The Number of Selfies You Take Could Affect Your Body Image
A new survey shows some surprising insights about social media, selfies, and how they relate to your self-esteem.
Thanks to the social media fitness community, snapping a selfie during a workout is a pretty normal thing to do these days. One gym is even investing in a "selfie room."
And it's known that social media can absolutely have a positive impact on body image and health habits (especially if you've joined an online support group). On the flip side, social media use has also been linked to depression and anxiety as well as unhealthy body image, making the ways your favorite apps affect your mental and physical health anything but clear-cut.
That's why a survey recently conducted by FitRated is so fascinating. They polled 1,000 people about their social media use in order to gain insight into how their habits might be affecting their body image, self-esteem, and health-related behaviors.
One of the most interesting findings of the survey was that while typical social media users and non-social media users had normal body image, avid social media users were way more likely to believe that their looks were extremely important, be dissatisfied with how they looked, and have low self-esteem. Yikes.
What is an avid user, you ask? Those are people who are on social media for three hours or more per day. That might sound like a lot, but if you've ever gone down a black hole on Instagram more than once on a lazy Sunday, you can probably see how that could add up fast.
Avid selfie-takers, defined as those who take three or more selfies a month (and TBH, who *doesn't* take that many selfies a month?!) were also likely to believe their physical appearance was extremely important. But interestingly, that belief doesn't necessarily translate into lower self-esteem. In fact, avid selfie-takers were the most likely to have high self-esteem and be satisfied with their own overall look. That's definitely a win! And since taking selfies can help boost confidence, these findings make a lot of sense. It stands to reason: If you like taking photos of yourself, you probably like how you look.
Lastly, the survey took a look at the things respondents wanted to change about their bodies based on their social media use. Everyone had the top two desired change areas in common: stomach and weight. But after that, responses varied. The people who spend the most time on social media each day really wanted to change their legs (thigh gap, anyone?) and teeth, while regular users were more concerned about their hair.
Of course, we don't know exactly why these differences exist, but one thing is clear: The time you spend on social media and taking photos of yourself does impact how you feel about your body and appearance, for better or for worse.
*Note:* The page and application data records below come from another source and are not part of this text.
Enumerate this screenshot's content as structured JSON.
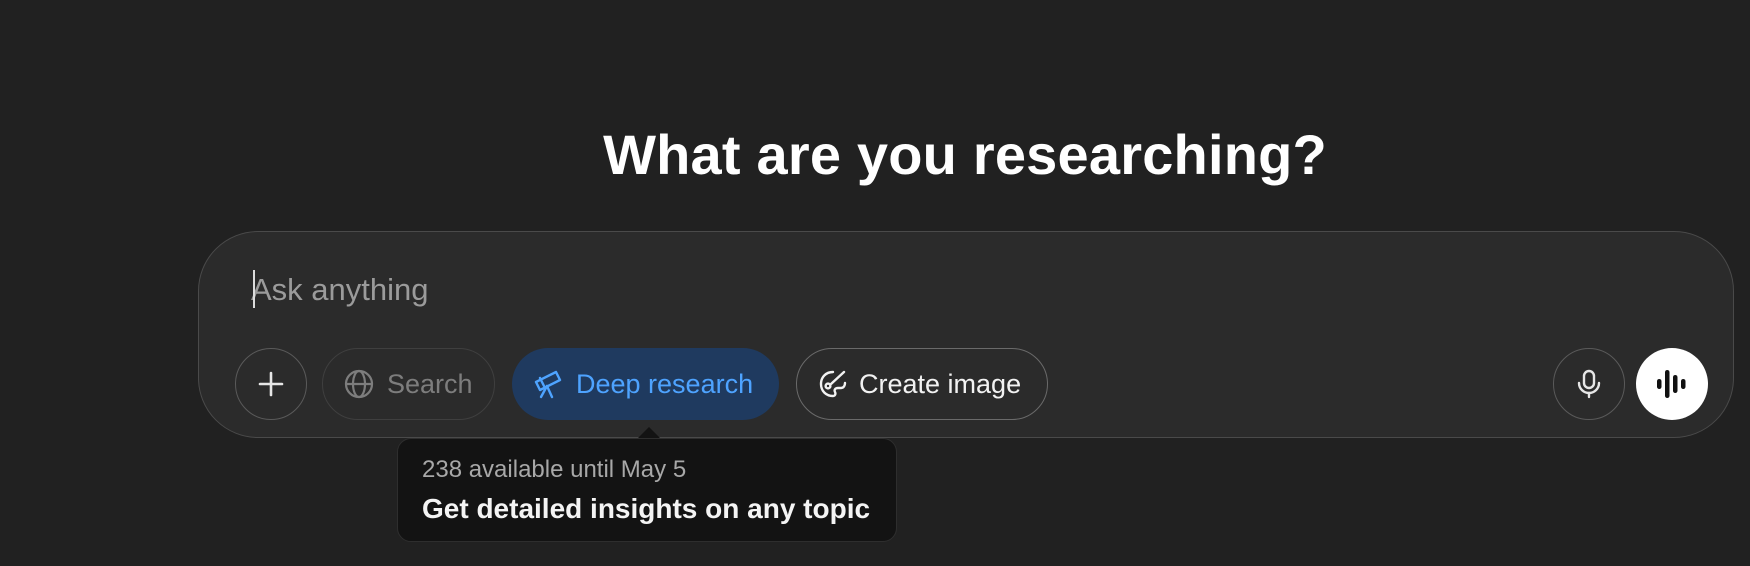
{
  "heading": "What are you researching?",
  "composer": {
    "placeholder": "Ask anything",
    "value": ""
  },
  "toolbar": {
    "plus_icon": "plus-icon",
    "search_label": "Search",
    "search_icon": "globe-icon",
    "deep_research_label": "Deep research",
    "deep_research_icon": "telescope-icon",
    "create_image_label": "Create image",
    "create_image_icon": "palette-icon",
    "mic_icon": "microphone-icon",
    "voice_icon": "voice-waveform-icon"
  },
  "tooltip": {
    "subtitle": "238 available until May 5",
    "title": "Get detailed insights on any topic"
  },
  "colors": {
    "background": "#212121",
    "composer": "#2b2b2b",
    "deep_research_bg": "#1f3a5f",
    "deep_research_fg": "#4ea3ff",
    "tooltip_bg": "#131313"
  }
}
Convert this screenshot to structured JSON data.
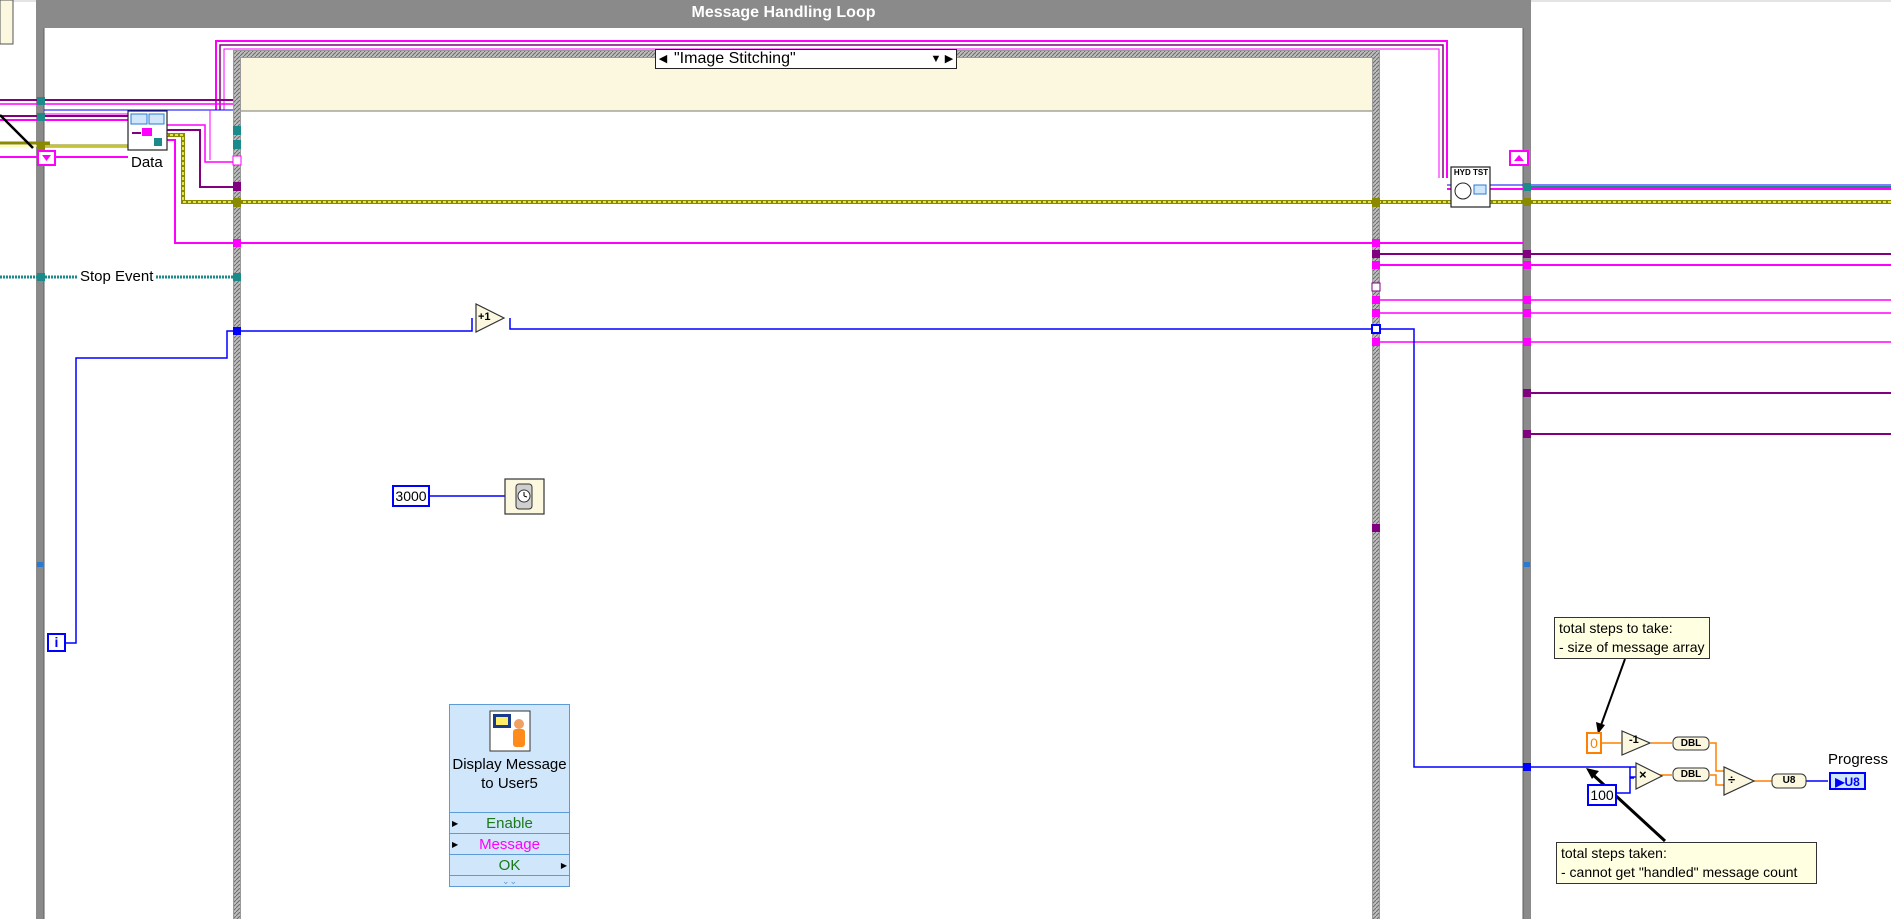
{
  "loop": {
    "title": "Message Handling Loop",
    "iteration_terminal": "i"
  },
  "case_structure": {
    "selected_case": "\"Image Stitching\""
  },
  "nodes": {
    "data_label": "Data",
    "stop_event_label": "Stop Event",
    "increment_label": "+1",
    "wait_constant": "3000",
    "decrement_label": "-1",
    "zero_constant": "0",
    "hundred_constant": "100",
    "dbl_1": "DBL",
    "dbl_2": "DBL",
    "u8_convert": "U8",
    "multiply": "×",
    "divide": "÷",
    "hyd_tst_label": "HYD TST",
    "progress_indicator_type": "U8",
    "progress_label": "Progress"
  },
  "express_vi": {
    "title": "Display Message to User5",
    "enable": "Enable",
    "message": "Message",
    "ok": "OK"
  },
  "notes": {
    "steps_to_take_line1": "total steps to take:",
    "steps_to_take_line2": "- size of message array",
    "steps_taken_line1": "total steps taken:",
    "steps_taken_line2": "- cannot get \"handled\" message count"
  },
  "colors": {
    "loop_border": "#8a8a8a",
    "case_border": "#5a5a5a",
    "case_top_bg": "#fbf8df",
    "wire_pink": "#ff00ff",
    "wire_purple": "#800080",
    "wire_yellow": "#8a8a00",
    "wire_blue": "#0000ff",
    "wire_teal": "#1a8a8a",
    "wire_orange": "#ff8000",
    "express_bg": "#cfe6fb",
    "enable_color": "#1a7a1a",
    "message_color": "#ff00ff",
    "ok_color": "#1a7a1a"
  },
  "icons": [
    "unbundle-icon",
    "clock-wait-icon",
    "message-dialog-icon",
    "hyd-tst-subvi-icon",
    "tunnel-icon"
  ]
}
The best thing you can do? Tune into how the time you spend scrolling makes you feel and the thoughts you have while browsing others' feeds, and you're likely to gain some insight into how your social media habits are working for (or against) you.